__Exercise details__
I would like you to return all of the records exactly as they stand.

(Dataset rows describing interfaces)
[Start of section]

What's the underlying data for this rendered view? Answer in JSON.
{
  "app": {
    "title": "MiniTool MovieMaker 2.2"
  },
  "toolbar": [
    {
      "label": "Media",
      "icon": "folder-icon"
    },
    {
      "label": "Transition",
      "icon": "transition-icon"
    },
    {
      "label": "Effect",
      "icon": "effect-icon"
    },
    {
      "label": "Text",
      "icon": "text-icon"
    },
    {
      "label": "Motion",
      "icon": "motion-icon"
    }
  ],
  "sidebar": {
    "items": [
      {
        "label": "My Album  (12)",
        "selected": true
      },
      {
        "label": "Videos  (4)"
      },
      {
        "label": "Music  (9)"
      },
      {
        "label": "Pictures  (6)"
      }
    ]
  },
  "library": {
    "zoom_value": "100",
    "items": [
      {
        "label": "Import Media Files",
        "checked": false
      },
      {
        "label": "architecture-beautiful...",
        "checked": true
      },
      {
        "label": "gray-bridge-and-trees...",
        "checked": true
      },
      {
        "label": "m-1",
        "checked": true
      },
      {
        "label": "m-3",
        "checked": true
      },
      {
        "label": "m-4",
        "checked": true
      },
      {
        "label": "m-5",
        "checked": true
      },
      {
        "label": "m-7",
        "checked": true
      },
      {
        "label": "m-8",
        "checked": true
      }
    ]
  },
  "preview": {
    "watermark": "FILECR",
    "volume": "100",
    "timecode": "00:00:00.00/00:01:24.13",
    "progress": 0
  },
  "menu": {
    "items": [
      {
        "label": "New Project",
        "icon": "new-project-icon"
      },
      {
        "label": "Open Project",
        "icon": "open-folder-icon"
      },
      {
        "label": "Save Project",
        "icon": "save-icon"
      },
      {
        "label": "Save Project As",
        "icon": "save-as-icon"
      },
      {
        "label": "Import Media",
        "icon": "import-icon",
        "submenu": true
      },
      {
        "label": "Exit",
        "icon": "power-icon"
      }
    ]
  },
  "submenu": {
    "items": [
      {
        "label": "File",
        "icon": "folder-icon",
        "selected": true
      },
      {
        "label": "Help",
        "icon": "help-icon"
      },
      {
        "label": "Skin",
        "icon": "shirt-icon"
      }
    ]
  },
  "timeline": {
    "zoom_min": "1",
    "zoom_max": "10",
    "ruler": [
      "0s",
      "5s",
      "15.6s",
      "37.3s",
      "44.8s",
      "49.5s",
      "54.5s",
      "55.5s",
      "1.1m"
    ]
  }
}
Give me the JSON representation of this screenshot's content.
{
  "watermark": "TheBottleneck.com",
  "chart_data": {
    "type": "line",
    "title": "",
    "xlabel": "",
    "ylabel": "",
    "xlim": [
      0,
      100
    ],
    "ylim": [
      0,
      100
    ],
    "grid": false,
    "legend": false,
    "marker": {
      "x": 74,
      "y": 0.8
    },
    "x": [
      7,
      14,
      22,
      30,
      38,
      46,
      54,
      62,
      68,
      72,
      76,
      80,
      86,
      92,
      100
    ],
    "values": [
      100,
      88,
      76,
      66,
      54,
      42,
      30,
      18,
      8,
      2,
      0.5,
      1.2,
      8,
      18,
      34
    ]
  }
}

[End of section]

__Exercise result__
What's the underlying data for this rendered view? Answer in JSON.
{
  "app": {
    "title": "MiniTool MovieMaker 2.2"
  },
  "toolbar": [
    {
      "label": "Media",
      "icon": "folder-icon"
    },
    {
      "label": "Transition",
      "icon": "transition-icon"
    },
    {
      "label": "Effect",
      "icon": "effect-icon"
    },
    {
      "label": "Text",
      "icon": "text-icon"
    },
    {
      "label": "Motion",
      "icon": "motion-icon"
    }
  ],
  "sidebar": {
    "items": [
      {
        "label": "My Album  (12)",
        "selected": true
      },
      {
        "label": "Videos  (4)"
      },
      {
        "label": "Music  (9)"
      },
      {
        "label": "Pictures  (6)"
      }
    ]
  },
  "library": {
    "zoom_value": "100",
    "items": [
      {
        "label": "Import Media Files",
        "checked": false
      },
      {
        "label": "architecture-beautiful...",
        "checked": true
      },
      {
        "label": "gray-bridge-and-trees...",
        "checked": true
      },
      {
        "label": "m-1",
        "checked": true
      },
      {
        "label": "m-3",
        "checked": true
      },
      {
        "label": "m-4",
        "checked": true
      },
      {
        "label": "m-5",
        "checked": true
      },
      {
        "label": "m-7",
        "checked": true
      },
      {
        "label": "m-8",
        "checked": true
      }
    ]
  },
  "preview": {
    "watermark": "FILECR",
    "volume": "100",
    "timecode": "00:00:00.00/00:01:24.13",
    "progress": 0
  },
  "menu": {
    "items": [
      {
        "label": "New Project",
        "icon": "new-project-icon"
      },
      {
        "label": "Open Project",
        "icon": "open-folder-icon"
      },
      {
        "label": "Save Project",
        "icon": "save-icon"
      },
      {
        "label": "Save Project As",
        "icon": "save-as-icon"
      },
      {
        "label": "Import Media",
        "icon": "import-icon",
        "submenu": true
      },
      {
        "label": "Exit",
        "icon": "power-icon"
      }
    ]
  },
  "submenu": {
    "items": [
      {
        "label": "File",
        "icon": "folder-icon",
        "selected": true
      },
      {
        "label": "Help",
        "icon": "help-icon"
      },
      {
        "label": "Skin",
        "icon": "shirt-icon"
      }
    ]
  },
  "timeline": {
    "zoom_min": "1",
    "zoom_max": "10",
    "ruler": [
      "0s",
      "5s",
      "15.6s",
      "37.3s",
      "44.8s",
      "49.5s",
      "54.5s",
      "55.5s",
      "1.1m"
    ]
  }
}
Give me the JSON representation of this screenshot's content.
{
  "watermark": "TheBottleneck.com",
  "chart_data": {
    "type": "line",
    "title": "",
    "xlabel": "",
    "ylabel": "",
    "xlim": [
      0,
      100
    ],
    "ylim": [
      0,
      100
    ],
    "grid": false,
    "legend": false,
    "marker": {
      "x": 74,
      "y": 0.8
    },
    "x": [
      7,
      14,
      22,
      30,
      38,
      46,
      54,
      62,
      68,
      72,
      76,
      80,
      86,
      92,
      100
    ],
    "values": [
      100,
      88,
      76,
      66,
      54,
      42,
      30,
      18,
      8,
      2,
      0.5,
      1.2,
      8,
      18,
      34
    ]
  }
}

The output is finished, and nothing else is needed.